Circle hooks work exceptionally well with this type of rigging as they offer a semi-stiff connection between the leader material and the hook. This has proven to offer better hook setting potential with this pattern. Even circle hooks with straight eyes can work well but you need to ensure that the leader material exits the eye on the gape side of the shank (see image A). This should be the case with all your snelled hook rigs but is especially important with circle hooks.
I have used hooks as small as 6 and as large as 12/0 when making snelled rigs. When drifting with whole fish (herring, whitebait, frogmouth pilchards and suchlike) or fillet strip baits in the estuary, it creates a great presentation that can attract anything from whiting to mulloway. I commonly use hooks from size 2 to 1/0 for this application (often Mustad Penetrators) with one hook pinned up through the head laterally, and the other down near the tail.
Other popular applications include float lining for snapper with baits of whole pilchards and squid (generally using a three hook snell-rig) and a twin circle hook rig on plastic-coated wire for whaler sharks in the bay and rivers. Just like any other rigging, you need to choose the hook style and size that best suits your application, yet this type of rigging works exceptionally well in a host of scenarios. Let’s look at making this extremely easy yet effective rig. (In the photos below I have used braid to make it easier for you to see the tying process, but I wouldn’t use braid as a leader material.)
THE SIMPLE SNELL
Cut a length of leader that is a little longer than you want the finished leader to be. Pass the tag end of the leader down through the eye of the hook to the end of the bend.
Holding the tag end against the shank, wrap the main portion of the leader around the shank, just below the hook eye.
Continue wrapping the main portion of the leader around the shank five to eight times. You should make more wraps in stiffer leader than you would in more supple leader, but never less than five times.
Pass the main portion of leader up through the hook eye, from the back of the shank through to the gape side of the hook.
To attach the next hook, pass the main portion of leader up through the eye (from the back of the shank through to the gape side). Space the two hooks apart at the desired length, depending on the size and type of bait being used.
Again pass the main portion around the shank, just below the hook eye.
Wrap the leader around the hook shank five to eight times.
Pass the main portion of the leader back up through the hook eye. Subsequent hooks are put on exactly the same way with the spacing between each being any length you desire, depending on the bait being used. Attach a swivel, ring or loop to the other end of your leader and your snelled rig is ready for use.
Snelling allows loads of options in hook style, leader type and overall size of the rig. I use this rig for a host of baits and a huge array of fishing situations, both inshore and offshore, for species as diverse as bream, snapper and billfish.

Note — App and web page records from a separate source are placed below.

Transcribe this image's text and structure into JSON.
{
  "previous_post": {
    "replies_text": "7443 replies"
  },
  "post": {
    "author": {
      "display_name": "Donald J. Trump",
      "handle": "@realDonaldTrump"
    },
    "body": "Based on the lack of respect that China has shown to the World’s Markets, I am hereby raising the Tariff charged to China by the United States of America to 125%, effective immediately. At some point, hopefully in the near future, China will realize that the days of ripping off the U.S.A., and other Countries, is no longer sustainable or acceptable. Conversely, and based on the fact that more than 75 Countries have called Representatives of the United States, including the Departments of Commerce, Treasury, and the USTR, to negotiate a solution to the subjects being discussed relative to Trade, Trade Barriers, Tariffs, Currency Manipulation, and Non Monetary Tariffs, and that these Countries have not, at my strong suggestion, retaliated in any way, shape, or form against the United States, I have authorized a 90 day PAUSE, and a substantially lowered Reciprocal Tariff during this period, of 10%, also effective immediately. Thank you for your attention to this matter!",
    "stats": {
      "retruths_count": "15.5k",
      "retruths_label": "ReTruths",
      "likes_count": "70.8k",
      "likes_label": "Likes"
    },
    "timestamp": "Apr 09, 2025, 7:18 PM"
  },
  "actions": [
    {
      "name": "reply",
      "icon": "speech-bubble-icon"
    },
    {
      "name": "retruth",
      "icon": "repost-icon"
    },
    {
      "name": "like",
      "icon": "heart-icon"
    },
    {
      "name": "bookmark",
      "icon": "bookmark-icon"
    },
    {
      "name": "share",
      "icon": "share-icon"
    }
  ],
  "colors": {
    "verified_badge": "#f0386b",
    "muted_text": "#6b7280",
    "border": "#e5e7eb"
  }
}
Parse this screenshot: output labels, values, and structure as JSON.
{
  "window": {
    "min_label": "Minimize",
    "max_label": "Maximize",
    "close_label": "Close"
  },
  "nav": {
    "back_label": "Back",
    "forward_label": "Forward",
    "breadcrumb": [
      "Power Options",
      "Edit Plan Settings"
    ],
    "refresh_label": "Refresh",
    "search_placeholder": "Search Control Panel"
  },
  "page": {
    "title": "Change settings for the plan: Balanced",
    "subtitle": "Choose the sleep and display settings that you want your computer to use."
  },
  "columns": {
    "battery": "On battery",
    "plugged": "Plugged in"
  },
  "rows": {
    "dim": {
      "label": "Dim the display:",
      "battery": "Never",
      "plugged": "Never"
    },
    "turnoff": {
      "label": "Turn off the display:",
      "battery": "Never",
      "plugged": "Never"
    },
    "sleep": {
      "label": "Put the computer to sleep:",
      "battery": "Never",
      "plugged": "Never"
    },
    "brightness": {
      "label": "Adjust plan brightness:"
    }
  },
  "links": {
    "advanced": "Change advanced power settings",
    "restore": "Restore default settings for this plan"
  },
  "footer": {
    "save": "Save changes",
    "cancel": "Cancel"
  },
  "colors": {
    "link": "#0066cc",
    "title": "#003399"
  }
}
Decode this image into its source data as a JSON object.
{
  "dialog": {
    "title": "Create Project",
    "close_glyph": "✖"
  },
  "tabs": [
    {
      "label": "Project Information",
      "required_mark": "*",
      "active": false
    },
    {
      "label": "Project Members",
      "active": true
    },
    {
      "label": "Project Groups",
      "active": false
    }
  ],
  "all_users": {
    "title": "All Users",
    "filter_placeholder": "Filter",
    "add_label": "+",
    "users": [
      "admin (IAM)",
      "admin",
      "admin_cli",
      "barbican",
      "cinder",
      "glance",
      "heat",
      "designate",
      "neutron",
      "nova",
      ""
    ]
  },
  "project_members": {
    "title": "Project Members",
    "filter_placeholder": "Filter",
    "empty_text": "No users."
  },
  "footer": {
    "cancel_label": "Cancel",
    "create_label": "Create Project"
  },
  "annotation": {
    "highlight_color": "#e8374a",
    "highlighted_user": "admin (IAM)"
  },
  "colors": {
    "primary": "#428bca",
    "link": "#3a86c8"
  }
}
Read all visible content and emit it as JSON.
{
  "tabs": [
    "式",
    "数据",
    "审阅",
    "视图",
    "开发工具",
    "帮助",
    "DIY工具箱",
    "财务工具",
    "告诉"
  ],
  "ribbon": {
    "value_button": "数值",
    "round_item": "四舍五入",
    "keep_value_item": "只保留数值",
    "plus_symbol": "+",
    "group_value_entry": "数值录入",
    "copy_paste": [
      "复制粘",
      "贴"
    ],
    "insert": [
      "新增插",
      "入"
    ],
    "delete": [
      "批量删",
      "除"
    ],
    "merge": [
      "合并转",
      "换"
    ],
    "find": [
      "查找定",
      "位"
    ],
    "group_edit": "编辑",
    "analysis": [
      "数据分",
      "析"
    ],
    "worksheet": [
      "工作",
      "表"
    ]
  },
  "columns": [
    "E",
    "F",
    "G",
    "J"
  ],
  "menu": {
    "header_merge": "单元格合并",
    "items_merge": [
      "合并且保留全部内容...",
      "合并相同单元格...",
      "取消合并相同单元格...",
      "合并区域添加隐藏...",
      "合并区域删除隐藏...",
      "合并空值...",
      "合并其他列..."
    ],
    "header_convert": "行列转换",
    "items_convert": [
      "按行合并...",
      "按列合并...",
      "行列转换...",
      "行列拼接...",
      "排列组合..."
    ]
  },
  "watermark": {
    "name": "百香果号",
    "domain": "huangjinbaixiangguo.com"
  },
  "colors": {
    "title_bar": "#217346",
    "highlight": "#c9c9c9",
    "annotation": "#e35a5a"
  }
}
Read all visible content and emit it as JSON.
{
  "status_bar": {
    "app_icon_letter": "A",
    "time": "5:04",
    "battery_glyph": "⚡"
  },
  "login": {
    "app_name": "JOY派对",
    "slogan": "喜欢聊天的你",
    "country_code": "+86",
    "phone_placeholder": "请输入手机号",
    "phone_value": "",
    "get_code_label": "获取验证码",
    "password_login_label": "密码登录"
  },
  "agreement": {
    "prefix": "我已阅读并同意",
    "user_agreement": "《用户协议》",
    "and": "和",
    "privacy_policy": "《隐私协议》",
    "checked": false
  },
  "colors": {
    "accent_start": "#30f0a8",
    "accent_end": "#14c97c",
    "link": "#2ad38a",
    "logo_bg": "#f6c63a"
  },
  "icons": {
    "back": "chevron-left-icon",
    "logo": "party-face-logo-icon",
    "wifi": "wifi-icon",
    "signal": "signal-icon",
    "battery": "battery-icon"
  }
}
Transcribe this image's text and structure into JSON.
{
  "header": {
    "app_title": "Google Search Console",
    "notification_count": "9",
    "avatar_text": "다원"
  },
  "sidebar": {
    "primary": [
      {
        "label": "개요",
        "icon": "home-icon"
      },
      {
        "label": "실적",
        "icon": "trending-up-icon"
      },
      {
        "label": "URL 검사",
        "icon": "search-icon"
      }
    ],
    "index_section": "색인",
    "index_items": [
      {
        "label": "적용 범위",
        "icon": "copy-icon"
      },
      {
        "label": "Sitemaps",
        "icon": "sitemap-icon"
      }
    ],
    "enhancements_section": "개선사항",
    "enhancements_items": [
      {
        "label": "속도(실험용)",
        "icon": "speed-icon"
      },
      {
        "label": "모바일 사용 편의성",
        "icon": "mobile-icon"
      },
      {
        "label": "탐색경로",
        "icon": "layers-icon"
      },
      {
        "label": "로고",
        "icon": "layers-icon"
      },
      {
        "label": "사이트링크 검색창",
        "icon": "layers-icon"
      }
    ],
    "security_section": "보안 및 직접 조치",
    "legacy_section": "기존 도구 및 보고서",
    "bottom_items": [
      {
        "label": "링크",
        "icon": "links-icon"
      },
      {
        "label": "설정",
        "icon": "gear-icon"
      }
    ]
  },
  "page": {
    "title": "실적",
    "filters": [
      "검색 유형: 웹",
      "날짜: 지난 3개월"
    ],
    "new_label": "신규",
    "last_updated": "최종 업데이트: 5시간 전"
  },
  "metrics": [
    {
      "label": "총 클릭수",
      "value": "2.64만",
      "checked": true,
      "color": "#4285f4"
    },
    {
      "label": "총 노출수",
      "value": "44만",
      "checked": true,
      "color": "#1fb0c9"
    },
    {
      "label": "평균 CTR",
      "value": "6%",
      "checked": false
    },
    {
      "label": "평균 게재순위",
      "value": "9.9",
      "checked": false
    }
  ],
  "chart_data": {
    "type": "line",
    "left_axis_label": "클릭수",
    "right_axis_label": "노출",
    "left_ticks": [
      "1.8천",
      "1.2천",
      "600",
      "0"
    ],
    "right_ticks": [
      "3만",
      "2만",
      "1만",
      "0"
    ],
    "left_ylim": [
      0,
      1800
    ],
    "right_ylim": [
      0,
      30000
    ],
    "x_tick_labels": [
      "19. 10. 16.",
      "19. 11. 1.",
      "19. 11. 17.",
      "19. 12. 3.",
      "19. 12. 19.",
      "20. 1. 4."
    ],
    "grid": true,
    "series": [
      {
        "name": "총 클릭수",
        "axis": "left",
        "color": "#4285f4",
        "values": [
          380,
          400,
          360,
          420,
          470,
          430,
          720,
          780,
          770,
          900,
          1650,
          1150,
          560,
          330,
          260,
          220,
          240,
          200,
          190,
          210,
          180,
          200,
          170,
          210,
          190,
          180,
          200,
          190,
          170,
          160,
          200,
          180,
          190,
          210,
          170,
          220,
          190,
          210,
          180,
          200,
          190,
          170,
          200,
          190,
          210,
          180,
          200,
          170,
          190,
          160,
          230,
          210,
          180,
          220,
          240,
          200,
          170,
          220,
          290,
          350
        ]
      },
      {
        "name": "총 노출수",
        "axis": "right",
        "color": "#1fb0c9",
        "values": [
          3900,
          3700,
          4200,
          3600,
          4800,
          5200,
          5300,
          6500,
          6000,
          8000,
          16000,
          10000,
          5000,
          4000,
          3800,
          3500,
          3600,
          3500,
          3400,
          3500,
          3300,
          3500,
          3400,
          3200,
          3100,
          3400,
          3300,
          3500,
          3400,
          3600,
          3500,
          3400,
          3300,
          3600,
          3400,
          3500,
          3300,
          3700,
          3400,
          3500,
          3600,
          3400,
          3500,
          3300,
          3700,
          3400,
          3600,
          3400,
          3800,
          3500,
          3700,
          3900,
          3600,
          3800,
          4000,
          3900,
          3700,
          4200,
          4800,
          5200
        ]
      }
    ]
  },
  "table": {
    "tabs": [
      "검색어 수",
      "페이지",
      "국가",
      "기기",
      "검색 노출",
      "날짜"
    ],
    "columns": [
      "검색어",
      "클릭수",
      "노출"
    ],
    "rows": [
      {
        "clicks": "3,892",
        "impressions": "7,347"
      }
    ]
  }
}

It is extremely easy and you can quickly make a rig out on the water, depending on the size of the live baits you catch or the size of the bait you purchased on the way to the boat ramp. If it wasn’t so easy it wouldn’t be called the Simple Snell!